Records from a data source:
#####

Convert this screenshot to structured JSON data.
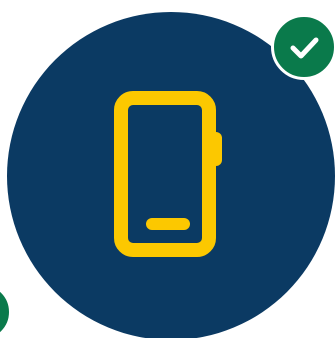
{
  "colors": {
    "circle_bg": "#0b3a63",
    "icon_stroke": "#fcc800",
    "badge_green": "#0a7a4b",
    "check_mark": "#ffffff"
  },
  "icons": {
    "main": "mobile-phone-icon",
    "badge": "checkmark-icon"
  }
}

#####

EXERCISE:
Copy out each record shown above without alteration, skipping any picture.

TASK ANSWER:
Convert this screenshot to structured JSON data.
{
  "colors": {
    "circle_bg": "#0b3a63",
    "icon_stroke": "#fcc800",
    "badge_green": "#0a7a4b",
    "check_mark": "#ffffff"
  },
  "icons": {
    "main": "mobile-phone-icon",
    "badge": "checkmark-icon"
  }
}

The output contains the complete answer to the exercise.